## Your assignment:
Reproduce all of the material, keeping each line intact.
========================================
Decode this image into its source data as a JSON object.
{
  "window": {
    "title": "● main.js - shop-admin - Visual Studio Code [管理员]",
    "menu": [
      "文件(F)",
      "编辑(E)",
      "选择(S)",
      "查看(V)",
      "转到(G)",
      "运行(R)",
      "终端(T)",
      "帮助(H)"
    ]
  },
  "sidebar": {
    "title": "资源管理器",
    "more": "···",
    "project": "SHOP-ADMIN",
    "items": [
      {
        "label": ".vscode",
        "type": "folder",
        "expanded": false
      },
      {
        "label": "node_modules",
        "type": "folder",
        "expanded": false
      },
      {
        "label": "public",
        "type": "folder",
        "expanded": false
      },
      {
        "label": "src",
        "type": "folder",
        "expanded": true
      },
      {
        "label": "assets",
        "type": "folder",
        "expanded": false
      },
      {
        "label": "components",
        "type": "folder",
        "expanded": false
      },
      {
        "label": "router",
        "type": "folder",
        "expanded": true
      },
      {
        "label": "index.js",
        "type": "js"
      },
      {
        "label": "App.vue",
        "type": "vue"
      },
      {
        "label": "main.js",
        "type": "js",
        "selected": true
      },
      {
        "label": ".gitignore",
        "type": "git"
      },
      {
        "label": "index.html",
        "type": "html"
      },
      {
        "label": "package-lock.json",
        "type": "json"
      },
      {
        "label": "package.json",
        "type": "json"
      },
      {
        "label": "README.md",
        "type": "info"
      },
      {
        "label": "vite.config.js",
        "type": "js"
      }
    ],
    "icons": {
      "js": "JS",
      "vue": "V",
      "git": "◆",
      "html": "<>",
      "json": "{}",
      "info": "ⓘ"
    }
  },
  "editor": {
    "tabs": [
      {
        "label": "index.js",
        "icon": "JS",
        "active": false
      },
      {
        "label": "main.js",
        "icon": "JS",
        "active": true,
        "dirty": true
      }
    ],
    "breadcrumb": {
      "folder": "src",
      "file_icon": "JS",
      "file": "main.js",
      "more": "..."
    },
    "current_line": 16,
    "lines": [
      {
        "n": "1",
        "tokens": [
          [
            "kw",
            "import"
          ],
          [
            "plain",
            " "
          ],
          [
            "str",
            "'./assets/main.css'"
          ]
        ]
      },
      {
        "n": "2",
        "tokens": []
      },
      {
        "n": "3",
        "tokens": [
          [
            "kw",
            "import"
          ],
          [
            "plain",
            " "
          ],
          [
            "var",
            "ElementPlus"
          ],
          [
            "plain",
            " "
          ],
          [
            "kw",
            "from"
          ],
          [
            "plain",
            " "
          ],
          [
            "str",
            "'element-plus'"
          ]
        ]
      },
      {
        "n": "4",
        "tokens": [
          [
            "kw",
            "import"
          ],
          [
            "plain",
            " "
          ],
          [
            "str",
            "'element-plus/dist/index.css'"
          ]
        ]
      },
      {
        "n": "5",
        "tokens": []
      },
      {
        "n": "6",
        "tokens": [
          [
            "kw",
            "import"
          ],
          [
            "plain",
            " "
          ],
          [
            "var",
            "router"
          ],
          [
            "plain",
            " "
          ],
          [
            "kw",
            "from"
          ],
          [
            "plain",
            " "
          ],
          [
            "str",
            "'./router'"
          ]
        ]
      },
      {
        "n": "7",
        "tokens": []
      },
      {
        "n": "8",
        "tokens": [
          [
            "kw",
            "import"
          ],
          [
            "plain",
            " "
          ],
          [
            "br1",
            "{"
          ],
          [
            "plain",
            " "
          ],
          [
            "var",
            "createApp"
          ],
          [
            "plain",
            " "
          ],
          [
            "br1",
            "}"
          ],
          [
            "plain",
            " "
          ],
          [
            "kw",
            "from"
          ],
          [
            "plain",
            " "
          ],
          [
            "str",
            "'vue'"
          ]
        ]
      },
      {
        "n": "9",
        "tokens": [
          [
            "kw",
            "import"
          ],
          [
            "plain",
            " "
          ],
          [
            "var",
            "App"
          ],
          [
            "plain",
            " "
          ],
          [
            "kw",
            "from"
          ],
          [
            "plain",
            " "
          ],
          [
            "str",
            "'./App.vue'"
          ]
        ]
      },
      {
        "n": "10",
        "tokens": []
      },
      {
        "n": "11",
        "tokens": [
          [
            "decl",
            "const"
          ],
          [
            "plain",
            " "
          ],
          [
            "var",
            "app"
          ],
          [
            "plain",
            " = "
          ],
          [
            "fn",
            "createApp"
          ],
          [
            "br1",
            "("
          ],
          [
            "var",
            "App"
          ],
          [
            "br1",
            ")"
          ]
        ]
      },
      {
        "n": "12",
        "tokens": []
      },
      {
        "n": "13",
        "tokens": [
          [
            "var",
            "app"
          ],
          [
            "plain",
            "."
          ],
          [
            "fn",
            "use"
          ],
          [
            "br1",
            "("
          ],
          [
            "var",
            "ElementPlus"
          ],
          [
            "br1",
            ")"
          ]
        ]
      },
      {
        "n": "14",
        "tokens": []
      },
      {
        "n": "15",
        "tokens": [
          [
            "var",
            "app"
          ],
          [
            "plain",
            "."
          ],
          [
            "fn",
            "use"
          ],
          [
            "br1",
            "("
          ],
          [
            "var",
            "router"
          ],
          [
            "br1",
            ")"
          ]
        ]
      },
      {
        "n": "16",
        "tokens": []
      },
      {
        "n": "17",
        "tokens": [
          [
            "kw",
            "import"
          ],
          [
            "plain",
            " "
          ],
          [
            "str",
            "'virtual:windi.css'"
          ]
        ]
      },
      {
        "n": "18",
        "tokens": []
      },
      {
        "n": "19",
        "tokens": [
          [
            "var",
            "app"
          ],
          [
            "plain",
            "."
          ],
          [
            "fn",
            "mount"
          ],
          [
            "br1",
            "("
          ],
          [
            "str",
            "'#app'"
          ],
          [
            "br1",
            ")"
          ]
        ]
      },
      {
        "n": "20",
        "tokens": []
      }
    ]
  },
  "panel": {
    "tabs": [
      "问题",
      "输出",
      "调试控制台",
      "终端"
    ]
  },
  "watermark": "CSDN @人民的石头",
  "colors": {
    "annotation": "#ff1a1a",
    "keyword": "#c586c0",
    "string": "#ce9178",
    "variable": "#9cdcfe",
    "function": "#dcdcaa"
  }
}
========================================
## Task result:
Decode this image into its source data as a JSON object.
{
  "window": {
    "title": "● main.js - shop-admin - Visual Studio Code [管理员]",
    "menu": [
      "文件(F)",
      "编辑(E)",
      "选择(S)",
      "查看(V)",
      "转到(G)",
      "运行(R)",
      "终端(T)",
      "帮助(H)"
    ]
  },
  "sidebar": {
    "title": "资源管理器",
    "more": "···",
    "project": "SHOP-ADMIN",
    "items": [
      {
        "label": ".vscode",
        "type": "folder",
        "expanded": false
      },
      {
        "label": "node_modules",
        "type": "folder",
        "expanded": false
      },
      {
        "label": "public",
        "type": "folder",
        "expanded": false
      },
      {
        "label": "src",
        "type": "folder",
        "expanded": true
      },
      {
        "label": "assets",
        "type": "folder",
        "expanded": false
      },
      {
        "label": "components",
        "type": "folder",
        "expanded": false
      },
      {
        "label": "router",
        "type": "folder",
        "expanded": true
      },
      {
        "label": "index.js",
        "type": "js"
      },
      {
        "label": "App.vue",
        "type": "vue"
      },
      {
        "label": "main.js",
        "type": "js",
        "selected": true
      },
      {
        "label": ".gitignore",
        "type": "git"
      },
      {
        "label": "index.html",
        "type": "html"
      },
      {
        "label": "package-lock.json",
        "type": "json"
      },
      {
        "label": "package.json",
        "type": "json"
      },
      {
        "label": "README.md",
        "type": "info"
      },
      {
        "label": "vite.config.js",
        "type": "js"
      }
    ],
    "icons": {
      "js": "JS",
      "vue": "V",
      "git": "◆",
      "html": "<>",
      "json": "{}",
      "info": "ⓘ"
    }
  },
  "editor": {
    "tabs": [
      {
        "label": "index.js",
        "icon": "JS",
        "active": false
      },
      {
        "label": "main.js",
        "icon": "JS",
        "active": true,
        "dirty": true
      }
    ],
    "breadcrumb": {
      "folder": "src",
      "file_icon": "JS",
      "file": "main.js",
      "more": "..."
    },
    "current_line": 16,
    "lines": [
      {
        "n": "1",
        "tokens": [
          [
            "kw",
            "import"
          ],
          [
            "plain",
            " "
          ],
          [
            "str",
            "'./assets/main.css'"
          ]
        ]
      },
      {
        "n": "2",
        "tokens": []
      },
      {
        "n": "3",
        "tokens": [
          [
            "kw",
            "import"
          ],
          [
            "plain",
            " "
          ],
          [
            "var",
            "ElementPlus"
          ],
          [
            "plain",
            " "
          ],
          [
            "kw",
            "from"
          ],
          [
            "plain",
            " "
          ],
          [
            "str",
            "'element-plus'"
          ]
        ]
      },
      {
        "n": "4",
        "tokens": [
          [
            "kw",
            "import"
          ],
          [
            "plain",
            " "
          ],
          [
            "str",
            "'element-plus/dist/index.css'"
          ]
        ]
      },
      {
        "n": "5",
        "tokens": []
      },
      {
        "n": "6",
        "tokens": [
          [
            "kw",
            "import"
          ],
          [
            "plain",
            " "
          ],
          [
            "var",
            "router"
          ],
          [
            "plain",
            " "
          ],
          [
            "kw",
            "from"
          ],
          [
            "plain",
            " "
          ],
          [
            "str",
            "'./router'"
          ]
        ]
      },
      {
        "n": "7",
        "tokens": []
      },
      {
        "n": "8",
        "tokens": [
          [
            "kw",
            "import"
          ],
          [
            "plain",
            " "
          ],
          [
            "br1",
            "{"
          ],
          [
            "plain",
            " "
          ],
          [
            "var",
            "createApp"
          ],
          [
            "plain",
            " "
          ],
          [
            "br1",
            "}"
          ],
          [
            "plain",
            " "
          ],
          [
            "kw",
            "from"
          ],
          [
            "plain",
            " "
          ],
          [
            "str",
            "'vue'"
          ]
        ]
      },
      {
        "n": "9",
        "tokens": [
          [
            "kw",
            "import"
          ],
          [
            "plain",
            " "
          ],
          [
            "var",
            "App"
          ],
          [
            "plain",
            " "
          ],
          [
            "kw",
            "from"
          ],
          [
            "plain",
            " "
          ],
          [
            "str",
            "'./App.vue'"
          ]
        ]
      },
      {
        "n": "10",
        "tokens": []
      },
      {
        "n": "11",
        "tokens": [
          [
            "decl",
            "const"
          ],
          [
            "plain",
            " "
          ],
          [
            "var",
            "app"
          ],
          [
            "plain",
            " = "
          ],
          [
            "fn",
            "createApp"
          ],
          [
            "br1",
            "("
          ],
          [
            "var",
            "App"
          ],
          [
            "br1",
            ")"
          ]
        ]
      },
      {
        "n": "12",
        "tokens": []
      },
      {
        "n": "13",
        "tokens": [
          [
            "var",
            "app"
          ],
          [
            "plain",
            "."
          ],
          [
            "fn",
            "use"
          ],
          [
            "br1",
            "("
          ],
          [
            "var",
            "ElementPlus"
          ],
          [
            "br1",
            ")"
          ]
        ]
      },
      {
        "n": "14",
        "tokens": []
      },
      {
        "n": "15",
        "tokens": [
          [
            "var",
            "app"
          ],
          [
            "plain",
            "."
          ],
          [
            "fn",
            "use"
          ],
          [
            "br1",
            "("
          ],
          [
            "var",
            "router"
          ],
          [
            "br1",
            ")"
          ]
        ]
      },
      {
        "n": "16",
        "tokens": []
      },
      {
        "n": "17",
        "tokens": [
          [
            "kw",
            "import"
          ],
          [
            "plain",
            " "
          ],
          [
            "str",
            "'virtual:windi.css'"
          ]
        ]
      },
      {
        "n": "18",
        "tokens": []
      },
      {
        "n": "19",
        "tokens": [
          [
            "var",
            "app"
          ],
          [
            "plain",
            "."
          ],
          [
            "fn",
            "mount"
          ],
          [
            "br1",
            "("
          ],
          [
            "str",
            "'#app'"
          ],
          [
            "br1",
            ")"
          ]
        ]
      },
      {
        "n": "20",
        "tokens": []
      }
    ]
  },
  "panel": {
    "tabs": [
      "问题",
      "输出",
      "调试控制台",
      "终端"
    ]
  },
  "watermark": "CSDN @人民的石头",
  "colors": {
    "annotation": "#ff1a1a",
    "keyword": "#c586c0",
    "string": "#ce9178",
    "variable": "#9cdcfe",
    "function": "#dcdcaa"
  }
}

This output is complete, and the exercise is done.